## Action item
In the copy, every record below must appear exactly as given, and no picture may appear.

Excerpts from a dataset
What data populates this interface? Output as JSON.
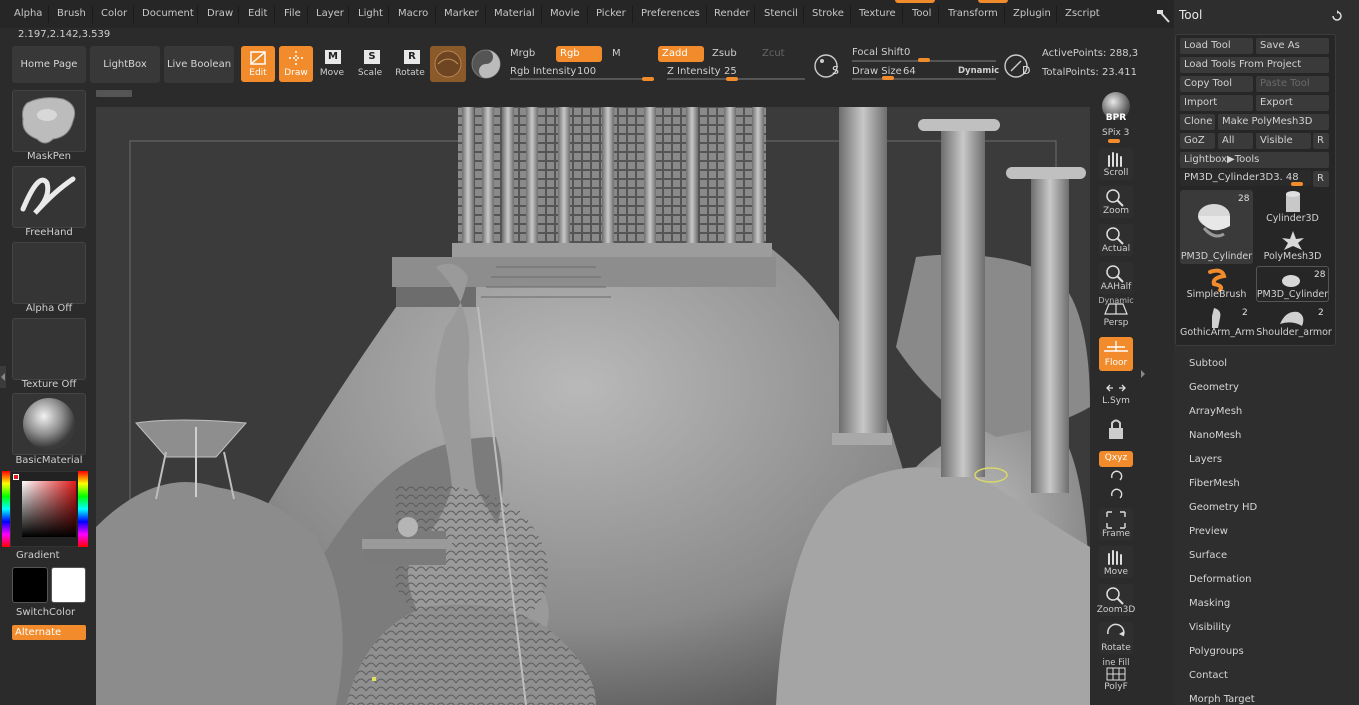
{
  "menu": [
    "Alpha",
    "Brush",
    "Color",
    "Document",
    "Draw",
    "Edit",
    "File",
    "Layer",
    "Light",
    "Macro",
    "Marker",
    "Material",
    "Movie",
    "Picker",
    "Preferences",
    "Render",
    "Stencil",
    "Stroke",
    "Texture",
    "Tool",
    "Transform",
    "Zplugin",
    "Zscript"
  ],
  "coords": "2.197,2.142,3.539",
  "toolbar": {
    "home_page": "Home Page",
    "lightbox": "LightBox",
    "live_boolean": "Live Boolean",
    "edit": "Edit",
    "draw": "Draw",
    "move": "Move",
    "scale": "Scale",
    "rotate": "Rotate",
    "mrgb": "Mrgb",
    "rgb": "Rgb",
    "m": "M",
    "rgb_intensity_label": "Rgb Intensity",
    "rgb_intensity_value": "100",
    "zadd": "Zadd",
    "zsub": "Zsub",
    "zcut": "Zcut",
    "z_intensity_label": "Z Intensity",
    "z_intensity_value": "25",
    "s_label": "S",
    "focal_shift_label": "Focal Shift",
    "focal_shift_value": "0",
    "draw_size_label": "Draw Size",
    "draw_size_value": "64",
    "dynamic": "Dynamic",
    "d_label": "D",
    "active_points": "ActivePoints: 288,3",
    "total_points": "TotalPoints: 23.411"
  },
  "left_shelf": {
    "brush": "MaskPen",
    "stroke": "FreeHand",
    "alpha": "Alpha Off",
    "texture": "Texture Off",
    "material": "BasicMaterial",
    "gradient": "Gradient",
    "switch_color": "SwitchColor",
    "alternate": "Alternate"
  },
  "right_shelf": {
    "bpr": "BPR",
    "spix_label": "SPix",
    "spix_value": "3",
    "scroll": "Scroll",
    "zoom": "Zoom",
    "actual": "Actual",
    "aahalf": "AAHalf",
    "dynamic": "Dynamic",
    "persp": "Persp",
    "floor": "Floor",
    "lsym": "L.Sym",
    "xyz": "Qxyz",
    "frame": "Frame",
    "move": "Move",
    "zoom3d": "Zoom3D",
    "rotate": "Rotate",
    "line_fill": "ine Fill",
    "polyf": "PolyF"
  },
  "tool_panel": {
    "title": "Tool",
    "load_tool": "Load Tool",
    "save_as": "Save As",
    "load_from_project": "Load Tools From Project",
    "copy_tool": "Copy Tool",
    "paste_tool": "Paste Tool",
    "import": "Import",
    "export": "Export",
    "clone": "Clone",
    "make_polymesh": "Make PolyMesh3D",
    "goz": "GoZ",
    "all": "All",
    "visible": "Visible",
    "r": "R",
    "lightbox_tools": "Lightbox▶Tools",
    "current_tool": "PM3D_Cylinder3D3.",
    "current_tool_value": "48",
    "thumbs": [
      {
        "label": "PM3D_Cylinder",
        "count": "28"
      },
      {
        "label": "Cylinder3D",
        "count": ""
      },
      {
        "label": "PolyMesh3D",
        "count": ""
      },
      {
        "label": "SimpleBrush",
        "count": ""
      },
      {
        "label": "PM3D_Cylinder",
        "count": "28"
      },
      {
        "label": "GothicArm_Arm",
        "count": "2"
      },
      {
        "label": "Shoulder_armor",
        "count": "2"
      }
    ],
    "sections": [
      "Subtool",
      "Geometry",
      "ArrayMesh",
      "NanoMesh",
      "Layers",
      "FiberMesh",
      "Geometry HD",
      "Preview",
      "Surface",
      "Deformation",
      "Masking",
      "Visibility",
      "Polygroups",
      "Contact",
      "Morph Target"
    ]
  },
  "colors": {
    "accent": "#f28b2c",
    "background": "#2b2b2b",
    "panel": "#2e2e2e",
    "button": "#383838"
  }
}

## Worked solution
What data populates this interface? Output as JSON.
{
  "menu": [
    "Alpha",
    "Brush",
    "Color",
    "Document",
    "Draw",
    "Edit",
    "File",
    "Layer",
    "Light",
    "Macro",
    "Marker",
    "Material",
    "Movie",
    "Picker",
    "Preferences",
    "Render",
    "Stencil",
    "Stroke",
    "Texture",
    "Tool",
    "Transform",
    "Zplugin",
    "Zscript"
  ],
  "coords": "2.197,2.142,3.539",
  "toolbar": {
    "home_page": "Home Page",
    "lightbox": "LightBox",
    "live_boolean": "Live Boolean",
    "edit": "Edit",
    "draw": "Draw",
    "move": "Move",
    "scale": "Scale",
    "rotate": "Rotate",
    "mrgb": "Mrgb",
    "rgb": "Rgb",
    "m": "M",
    "rgb_intensity_label": "Rgb Intensity",
    "rgb_intensity_value": "100",
    "zadd": "Zadd",
    "zsub": "Zsub",
    "zcut": "Zcut",
    "z_intensity_label": "Z Intensity",
    "z_intensity_value": "25",
    "s_label": "S",
    "focal_shift_label": "Focal Shift",
    "focal_shift_value": "0",
    "draw_size_label": "Draw Size",
    "draw_size_value": "64",
    "dynamic": "Dynamic",
    "d_label": "D",
    "active_points": "ActivePoints: 288,3",
    "total_points": "TotalPoints: 23.411"
  },
  "left_shelf": {
    "brush": "MaskPen",
    "stroke": "FreeHand",
    "alpha": "Alpha Off",
    "texture": "Texture Off",
    "material": "BasicMaterial",
    "gradient": "Gradient",
    "switch_color": "SwitchColor",
    "alternate": "Alternate"
  },
  "right_shelf": {
    "bpr": "BPR",
    "spix_label": "SPix",
    "spix_value": "3",
    "scroll": "Scroll",
    "zoom": "Zoom",
    "actual": "Actual",
    "aahalf": "AAHalf",
    "dynamic": "Dynamic",
    "persp": "Persp",
    "floor": "Floor",
    "lsym": "L.Sym",
    "xyz": "Qxyz",
    "frame": "Frame",
    "move": "Move",
    "zoom3d": "Zoom3D",
    "rotate": "Rotate",
    "line_fill": "ine Fill",
    "polyf": "PolyF"
  },
  "tool_panel": {
    "title": "Tool",
    "load_tool": "Load Tool",
    "save_as": "Save As",
    "load_from_project": "Load Tools From Project",
    "copy_tool": "Copy Tool",
    "paste_tool": "Paste Tool",
    "import": "Import",
    "export": "Export",
    "clone": "Clone",
    "make_polymesh": "Make PolyMesh3D",
    "goz": "GoZ",
    "all": "All",
    "visible": "Visible",
    "r": "R",
    "lightbox_tools": "Lightbox▶Tools",
    "current_tool": "PM3D_Cylinder3D3.",
    "current_tool_value": "48",
    "thumbs": [
      {
        "label": "PM3D_Cylinder",
        "count": "28"
      },
      {
        "label": "Cylinder3D",
        "count": ""
      },
      {
        "label": "PolyMesh3D",
        "count": ""
      },
      {
        "label": "SimpleBrush",
        "count": ""
      },
      {
        "label": "PM3D_Cylinder",
        "count": "28"
      },
      {
        "label": "GothicArm_Arm",
        "count": "2"
      },
      {
        "label": "Shoulder_armor",
        "count": "2"
      }
    ],
    "sections": [
      "Subtool",
      "Geometry",
      "ArrayMesh",
      "NanoMesh",
      "Layers",
      "FiberMesh",
      "Geometry HD",
      "Preview",
      "Surface",
      "Deformation",
      "Masking",
      "Visibility",
      "Polygroups",
      "Contact",
      "Morph Target"
    ]
  },
  "colors": {
    "accent": "#f28b2c",
    "background": "#2b2b2b",
    "panel": "#2e2e2e",
    "button": "#383838"
  }
}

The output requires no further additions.